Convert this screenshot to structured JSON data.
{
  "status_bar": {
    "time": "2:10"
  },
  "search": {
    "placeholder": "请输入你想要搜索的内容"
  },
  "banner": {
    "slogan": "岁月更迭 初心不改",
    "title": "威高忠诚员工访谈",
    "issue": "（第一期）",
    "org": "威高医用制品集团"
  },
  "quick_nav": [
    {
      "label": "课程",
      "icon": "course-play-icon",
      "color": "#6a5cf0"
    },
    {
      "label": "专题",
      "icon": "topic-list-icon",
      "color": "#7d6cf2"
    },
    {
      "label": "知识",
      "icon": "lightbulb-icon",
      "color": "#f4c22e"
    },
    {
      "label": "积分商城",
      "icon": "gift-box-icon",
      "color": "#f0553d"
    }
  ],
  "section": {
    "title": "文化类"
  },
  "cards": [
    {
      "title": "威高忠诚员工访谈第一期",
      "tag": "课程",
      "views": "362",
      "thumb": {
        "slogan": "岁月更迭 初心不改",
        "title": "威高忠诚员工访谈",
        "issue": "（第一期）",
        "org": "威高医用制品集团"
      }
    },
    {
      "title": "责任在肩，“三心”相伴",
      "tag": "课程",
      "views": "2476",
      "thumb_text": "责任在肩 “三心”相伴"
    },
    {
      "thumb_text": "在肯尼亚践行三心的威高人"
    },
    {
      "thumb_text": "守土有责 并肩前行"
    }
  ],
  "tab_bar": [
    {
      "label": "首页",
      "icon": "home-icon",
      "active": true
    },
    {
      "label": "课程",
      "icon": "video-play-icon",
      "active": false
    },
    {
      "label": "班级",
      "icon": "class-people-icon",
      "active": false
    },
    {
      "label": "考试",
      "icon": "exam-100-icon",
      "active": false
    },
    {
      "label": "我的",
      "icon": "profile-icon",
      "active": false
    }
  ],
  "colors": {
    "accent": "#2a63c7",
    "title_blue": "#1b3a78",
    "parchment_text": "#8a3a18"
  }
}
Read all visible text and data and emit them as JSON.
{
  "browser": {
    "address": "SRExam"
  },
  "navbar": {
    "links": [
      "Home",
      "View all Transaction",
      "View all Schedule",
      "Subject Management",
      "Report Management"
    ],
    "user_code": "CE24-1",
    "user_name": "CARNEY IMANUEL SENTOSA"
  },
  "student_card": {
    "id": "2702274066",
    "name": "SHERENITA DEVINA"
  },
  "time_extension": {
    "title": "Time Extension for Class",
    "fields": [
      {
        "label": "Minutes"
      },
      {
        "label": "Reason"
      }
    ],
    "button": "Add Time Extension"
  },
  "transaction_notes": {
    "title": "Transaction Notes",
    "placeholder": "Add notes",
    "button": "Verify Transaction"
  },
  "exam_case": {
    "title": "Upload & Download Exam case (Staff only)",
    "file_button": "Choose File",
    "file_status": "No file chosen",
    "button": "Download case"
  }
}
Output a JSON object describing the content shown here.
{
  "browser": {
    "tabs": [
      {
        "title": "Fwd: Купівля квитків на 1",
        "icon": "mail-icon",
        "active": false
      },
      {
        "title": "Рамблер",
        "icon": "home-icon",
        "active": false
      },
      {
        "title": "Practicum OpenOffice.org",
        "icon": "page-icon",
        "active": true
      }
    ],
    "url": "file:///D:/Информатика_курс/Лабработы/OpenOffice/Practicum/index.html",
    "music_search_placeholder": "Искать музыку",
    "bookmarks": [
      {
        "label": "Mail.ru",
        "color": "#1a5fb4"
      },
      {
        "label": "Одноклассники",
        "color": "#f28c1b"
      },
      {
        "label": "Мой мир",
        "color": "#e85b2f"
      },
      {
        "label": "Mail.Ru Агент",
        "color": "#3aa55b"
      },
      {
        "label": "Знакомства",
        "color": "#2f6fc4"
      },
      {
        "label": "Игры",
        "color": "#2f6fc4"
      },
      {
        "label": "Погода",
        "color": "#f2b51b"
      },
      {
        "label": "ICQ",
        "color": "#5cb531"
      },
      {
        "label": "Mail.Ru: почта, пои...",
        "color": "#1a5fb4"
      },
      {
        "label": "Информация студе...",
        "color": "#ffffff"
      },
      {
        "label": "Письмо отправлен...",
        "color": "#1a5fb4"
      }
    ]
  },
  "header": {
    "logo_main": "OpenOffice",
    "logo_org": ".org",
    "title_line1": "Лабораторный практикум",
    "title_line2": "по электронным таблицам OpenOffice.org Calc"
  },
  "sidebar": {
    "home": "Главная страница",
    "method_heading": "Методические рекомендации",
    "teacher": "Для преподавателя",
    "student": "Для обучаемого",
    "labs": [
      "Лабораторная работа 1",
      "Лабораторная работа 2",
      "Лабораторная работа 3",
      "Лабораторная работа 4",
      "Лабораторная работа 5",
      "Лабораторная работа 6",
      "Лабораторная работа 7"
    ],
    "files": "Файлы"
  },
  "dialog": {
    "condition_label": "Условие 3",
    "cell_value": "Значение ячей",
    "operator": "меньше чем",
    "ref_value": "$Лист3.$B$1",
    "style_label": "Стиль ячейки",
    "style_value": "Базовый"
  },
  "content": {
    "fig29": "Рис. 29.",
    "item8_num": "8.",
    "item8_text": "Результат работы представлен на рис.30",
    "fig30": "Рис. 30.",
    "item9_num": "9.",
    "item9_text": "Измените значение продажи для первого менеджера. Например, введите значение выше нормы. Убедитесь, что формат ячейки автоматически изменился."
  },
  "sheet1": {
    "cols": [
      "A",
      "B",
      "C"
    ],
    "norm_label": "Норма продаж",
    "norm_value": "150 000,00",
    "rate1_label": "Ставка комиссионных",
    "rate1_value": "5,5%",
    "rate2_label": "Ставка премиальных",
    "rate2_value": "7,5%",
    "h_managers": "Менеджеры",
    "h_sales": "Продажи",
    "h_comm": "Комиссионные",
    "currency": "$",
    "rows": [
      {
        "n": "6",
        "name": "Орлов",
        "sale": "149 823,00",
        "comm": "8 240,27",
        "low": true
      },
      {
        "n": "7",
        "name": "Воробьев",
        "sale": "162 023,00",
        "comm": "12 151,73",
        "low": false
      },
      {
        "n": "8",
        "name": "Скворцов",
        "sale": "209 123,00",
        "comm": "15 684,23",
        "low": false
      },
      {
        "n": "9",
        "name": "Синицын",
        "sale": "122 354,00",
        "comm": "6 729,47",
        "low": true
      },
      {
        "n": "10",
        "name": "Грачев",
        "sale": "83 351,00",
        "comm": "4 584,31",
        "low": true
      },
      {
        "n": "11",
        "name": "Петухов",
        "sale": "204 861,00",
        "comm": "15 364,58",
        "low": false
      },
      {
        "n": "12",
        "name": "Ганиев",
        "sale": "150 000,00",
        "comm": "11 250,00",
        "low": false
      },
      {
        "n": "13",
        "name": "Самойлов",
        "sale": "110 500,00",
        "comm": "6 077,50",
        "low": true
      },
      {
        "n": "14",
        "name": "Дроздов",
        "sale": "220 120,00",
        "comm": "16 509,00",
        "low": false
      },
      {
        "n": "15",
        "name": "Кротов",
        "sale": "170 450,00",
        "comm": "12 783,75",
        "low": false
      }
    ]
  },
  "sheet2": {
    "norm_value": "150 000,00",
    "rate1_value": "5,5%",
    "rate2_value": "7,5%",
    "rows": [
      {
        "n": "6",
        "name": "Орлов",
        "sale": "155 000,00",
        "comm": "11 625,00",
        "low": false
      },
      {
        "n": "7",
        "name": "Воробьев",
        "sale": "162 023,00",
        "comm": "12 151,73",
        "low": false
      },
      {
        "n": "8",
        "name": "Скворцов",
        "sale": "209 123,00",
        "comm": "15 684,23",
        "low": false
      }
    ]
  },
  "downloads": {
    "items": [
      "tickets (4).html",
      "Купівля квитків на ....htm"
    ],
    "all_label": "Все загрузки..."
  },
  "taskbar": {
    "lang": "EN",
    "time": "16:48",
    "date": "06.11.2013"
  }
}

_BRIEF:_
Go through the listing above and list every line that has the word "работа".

_EXPECTED ANSWER:_
      "Лабораторная работа 1",
      "Лабораторная работа 2",
      "Лабораторная работа 3",
      "Лабораторная работа 4",
      "Лабораторная работа 5",
      "Лабораторная работа 6",
      "Лабораторная работа 7"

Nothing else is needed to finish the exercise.